This piece of advice was in the form of four words – “Under Promise, Over Deliver”.
It essentially means if you think something will take five days, mention it will take ten days (the “under promise” part), and finish it in five days (the “over deliver” part). There are several reasons why this is useful.
Managing The Expectations
Let’s say you’ve been asked to do some work by your boss/client/colleague. They have asked you for an estimate on how long it will take you to do that work. Depending on the task, you may take a look at it, and let them know how long it would take you to do it. They would then expect to have the work they asked for done in the timeframe you mentioned. Seems like a pretty straight-forward principle, right?
Your boss/client/colleague may not know exactly how long a task should take, which is why they have asked you. The “under promise” part of this advice is to always specify a timeframe longer than you think it should take. If you are given a task that you think will take you two weeks to complete, you could tell them it will take you four weeks. They will then be expecting it in four weeks’ time.
The next part – the “over deliver” – is when you complete the task in less time than you mentioned. This could be two weeks (that you originally thought), it could be three weeks, it could even be one week. In any case, it’s less time than what you said it would take – which is what the boss/client/colleagues expectations were.
Of course, there are some limits – if someone asks you to print a document, it shouldn’t take a week to perform a five minute job! Deciding on time frames, estimates and quoting is something that does take a level of knowledge and experience.
Well, as you may already know, working in any job (not just IT) can have its distractions. Unexpected tasks come up, there may be a few different things that need to be looked at urgently, a colleague may have a few days off sick and you need to pick up their work. All this time, your boss, or whoever asked you for that original work, is expecting it in the same time.
If you allow more time to do the task that has been requested, and something else comes up, you are better placed to handle it. You may find that you can perform the task that was asked, as well as several other things that you weren’t anticipating. Setting priorities of tasks can really help, which you can learn more about in this article.
Don’t Ignore Quality
When you promise something will get done in a certain time, ensure it will get done before then, but also make sure the work is high quality. It’s all well and good to provide something early, but if you don’t ensure it’s of a high quality, then it defeats the purpose of this advice which is to impress others and gain trust. You may actually find that in the time you “added on” to the task, you can ensure that the product or work you provided is of a high quality and has more than what was asked for. Perhaps a rough quote for a system design has some suggestions on technologies or approaches that could be used.
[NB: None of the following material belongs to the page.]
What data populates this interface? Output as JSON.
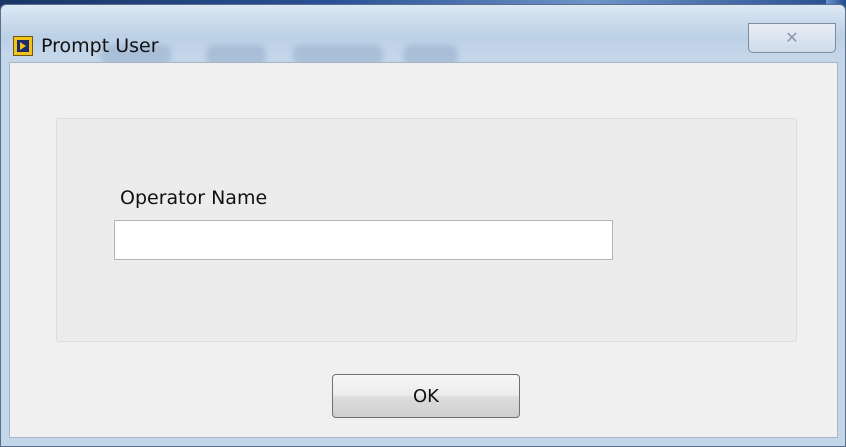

Perhaps a requirements document has been proofread, diagrams added in some areas, and is well written. It all contributes to the impression you give to others.
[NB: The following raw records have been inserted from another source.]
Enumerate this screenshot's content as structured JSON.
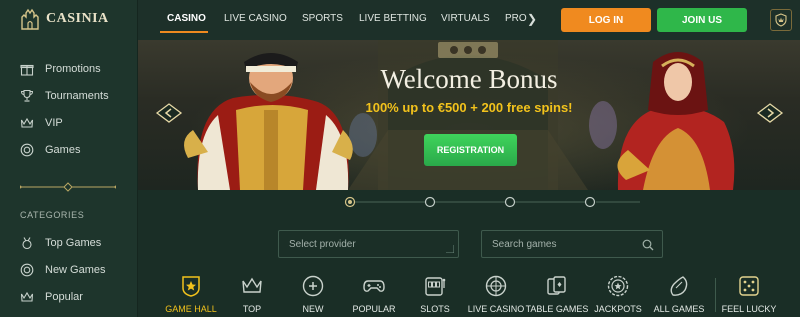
{
  "logo": {
    "text": "CASINIA"
  },
  "sidebar": {
    "items": [
      {
        "label": "Promotions",
        "icon": "gift-icon"
      },
      {
        "label": "Tournaments",
        "icon": "trophy-icon"
      },
      {
        "label": "VIP",
        "icon": "crown-icon"
      },
      {
        "label": "Games",
        "icon": "chip-icon"
      }
    ],
    "categories_heading": "CATEGORIES",
    "category_items": [
      {
        "label": "Top Games",
        "icon": "medal-icon"
      },
      {
        "label": "New Games",
        "icon": "chip-icon"
      },
      {
        "label": "Popular",
        "icon": "crown-icon"
      }
    ]
  },
  "nav": {
    "links": [
      "CASINO",
      "LIVE CASINO",
      "SPORTS",
      "LIVE BETTING",
      "VIRTUALS",
      "PRO"
    ],
    "active": "CASINO",
    "login": "LOG IN",
    "join": "JOIN US"
  },
  "banner": {
    "title": "Welcome Bonus",
    "subtitle": "100% up to €500 + 200 free spins!",
    "cta": "REGISTRATION",
    "slides_total": 4,
    "active_slide": 1
  },
  "filters": {
    "provider_placeholder": "Select provider",
    "search_placeholder": "Search games"
  },
  "game_categories": [
    {
      "label": "GAME HALL",
      "icon": "shield-star-icon",
      "active": true
    },
    {
      "label": "TOP",
      "icon": "crown-icon"
    },
    {
      "label": "NEW",
      "icon": "new-chip-icon"
    },
    {
      "label": "POPULAR",
      "icon": "gamepad-icon"
    },
    {
      "label": "SLOTS",
      "icon": "slot-machine-icon"
    },
    {
      "label": "LIVE CASINO",
      "icon": "roulette-icon"
    },
    {
      "label": "TABLE GAMES",
      "icon": "cards-icon"
    },
    {
      "label": "JACKPOTS",
      "icon": "jackpot-coin-icon"
    },
    {
      "label": "ALL GAMES",
      "icon": "fruit-icon"
    },
    {
      "label": "FEEL LUCKY",
      "icon": "dice-icon"
    }
  ],
  "colors": {
    "accent_orange": "#f08a1f",
    "accent_green": "#2fb74a",
    "accent_gold": "#f2c21c",
    "background": "#1a2e26"
  }
}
When you get something done in a shorter time frame, it can feel like everyone is a winner. The person who asked for it gets the work quicker than they expect. You are not rushed to perform the work, and have avoided any delays. The work that you performed is ideally of a high quality.